Sort through the data and copy the lines holding the word "camera".

[Dataset rows describing interfaces]
◇ ◇ ◇
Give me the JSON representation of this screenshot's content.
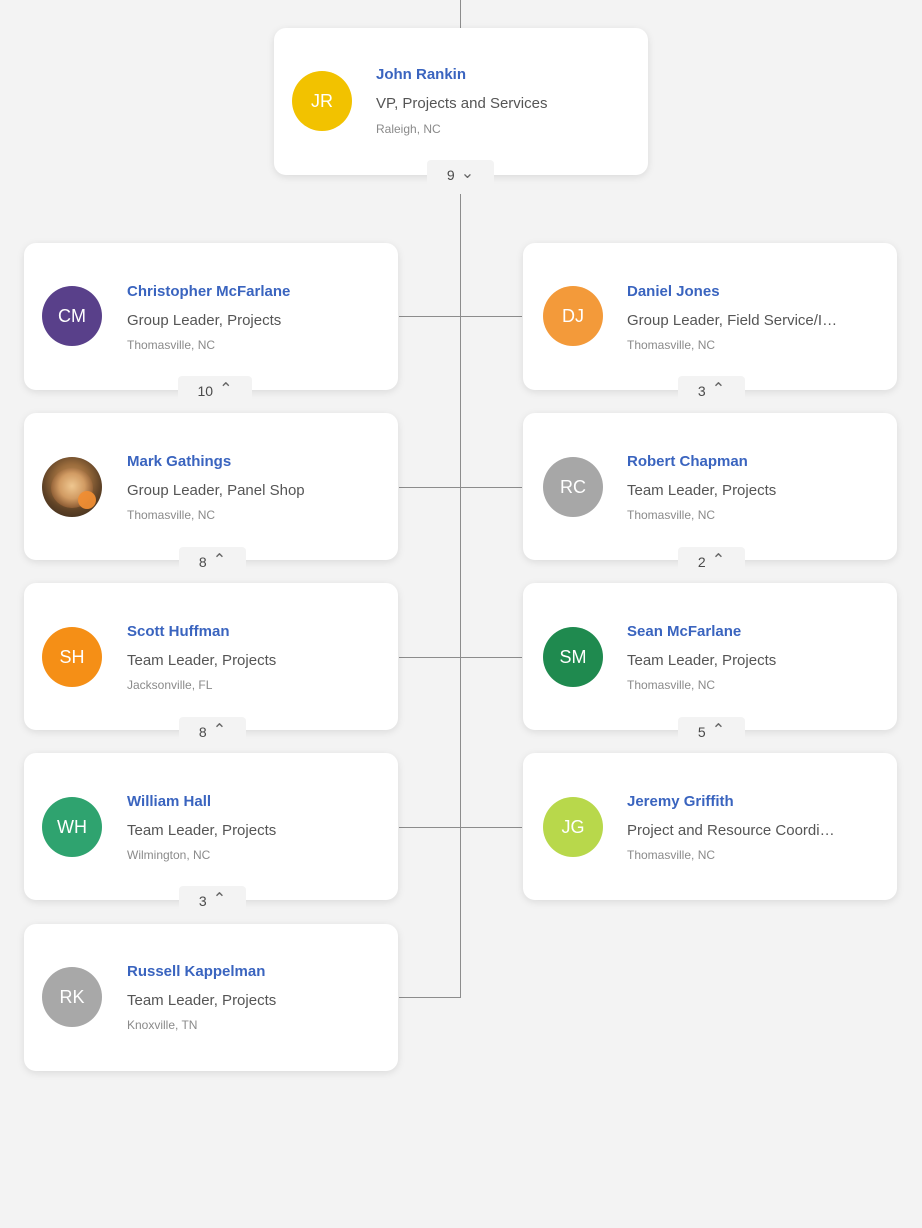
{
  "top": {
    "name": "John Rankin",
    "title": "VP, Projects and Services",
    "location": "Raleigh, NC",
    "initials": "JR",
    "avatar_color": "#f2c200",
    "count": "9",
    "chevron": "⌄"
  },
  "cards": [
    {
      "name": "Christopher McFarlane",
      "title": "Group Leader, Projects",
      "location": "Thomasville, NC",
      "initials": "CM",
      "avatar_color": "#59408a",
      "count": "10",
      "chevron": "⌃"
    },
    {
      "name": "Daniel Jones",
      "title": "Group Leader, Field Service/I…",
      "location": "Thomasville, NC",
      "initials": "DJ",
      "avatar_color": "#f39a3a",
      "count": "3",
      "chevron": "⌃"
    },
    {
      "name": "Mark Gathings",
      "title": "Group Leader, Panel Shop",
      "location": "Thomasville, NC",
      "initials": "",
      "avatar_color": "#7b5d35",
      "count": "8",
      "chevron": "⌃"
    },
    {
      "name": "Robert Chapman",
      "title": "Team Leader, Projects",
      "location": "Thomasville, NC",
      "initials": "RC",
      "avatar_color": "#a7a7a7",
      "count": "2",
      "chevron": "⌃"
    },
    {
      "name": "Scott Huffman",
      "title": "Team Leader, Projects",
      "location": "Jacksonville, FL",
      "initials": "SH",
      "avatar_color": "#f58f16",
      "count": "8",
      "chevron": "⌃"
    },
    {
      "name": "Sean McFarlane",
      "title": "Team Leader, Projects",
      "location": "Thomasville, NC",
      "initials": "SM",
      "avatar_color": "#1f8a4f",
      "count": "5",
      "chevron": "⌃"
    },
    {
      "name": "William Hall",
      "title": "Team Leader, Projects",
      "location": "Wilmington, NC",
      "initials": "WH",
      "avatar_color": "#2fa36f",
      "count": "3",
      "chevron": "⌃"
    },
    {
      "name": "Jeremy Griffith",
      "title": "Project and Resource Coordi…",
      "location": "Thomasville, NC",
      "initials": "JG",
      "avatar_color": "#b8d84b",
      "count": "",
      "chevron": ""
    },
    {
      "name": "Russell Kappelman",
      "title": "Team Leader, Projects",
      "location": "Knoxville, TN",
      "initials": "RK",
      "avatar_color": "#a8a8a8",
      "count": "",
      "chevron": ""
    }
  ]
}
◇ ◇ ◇
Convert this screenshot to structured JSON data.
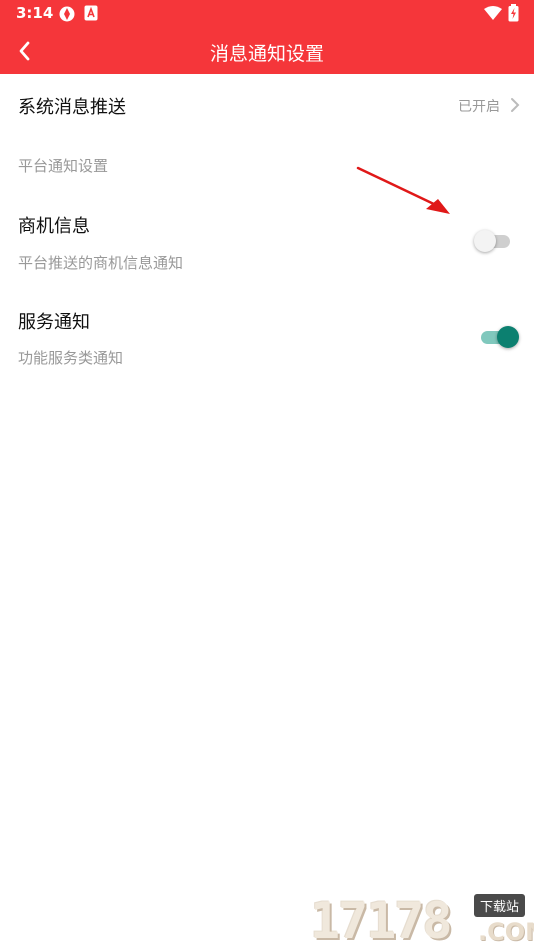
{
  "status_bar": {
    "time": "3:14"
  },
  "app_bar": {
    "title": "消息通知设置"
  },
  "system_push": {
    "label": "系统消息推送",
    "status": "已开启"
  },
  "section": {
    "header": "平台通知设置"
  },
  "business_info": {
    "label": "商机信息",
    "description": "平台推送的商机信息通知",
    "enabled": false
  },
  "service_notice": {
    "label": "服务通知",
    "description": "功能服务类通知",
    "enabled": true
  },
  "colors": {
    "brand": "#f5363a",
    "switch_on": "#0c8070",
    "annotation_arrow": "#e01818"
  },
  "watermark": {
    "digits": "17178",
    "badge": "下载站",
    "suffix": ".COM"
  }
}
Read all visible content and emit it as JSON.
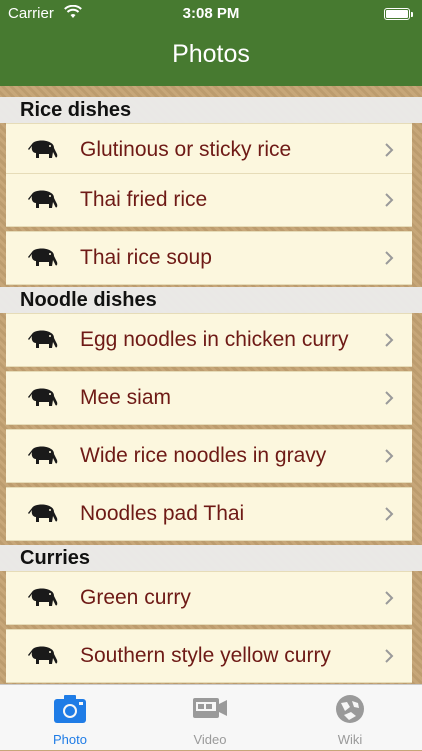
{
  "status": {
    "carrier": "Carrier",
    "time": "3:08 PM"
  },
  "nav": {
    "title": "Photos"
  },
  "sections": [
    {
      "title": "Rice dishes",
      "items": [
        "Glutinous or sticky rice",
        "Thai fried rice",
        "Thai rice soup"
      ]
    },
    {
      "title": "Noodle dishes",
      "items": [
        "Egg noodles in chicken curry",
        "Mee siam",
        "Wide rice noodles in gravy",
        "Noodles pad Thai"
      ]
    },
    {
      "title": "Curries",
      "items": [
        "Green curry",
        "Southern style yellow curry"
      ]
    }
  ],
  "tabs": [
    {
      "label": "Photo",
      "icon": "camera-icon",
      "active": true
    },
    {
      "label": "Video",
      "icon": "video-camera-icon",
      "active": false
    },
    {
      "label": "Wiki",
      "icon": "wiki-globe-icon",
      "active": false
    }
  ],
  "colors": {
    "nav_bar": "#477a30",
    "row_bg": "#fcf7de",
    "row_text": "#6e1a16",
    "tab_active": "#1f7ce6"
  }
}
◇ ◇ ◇
_Answer for the task:_
      "icon": "camera-icon",
      "icon": "video-camera-icon",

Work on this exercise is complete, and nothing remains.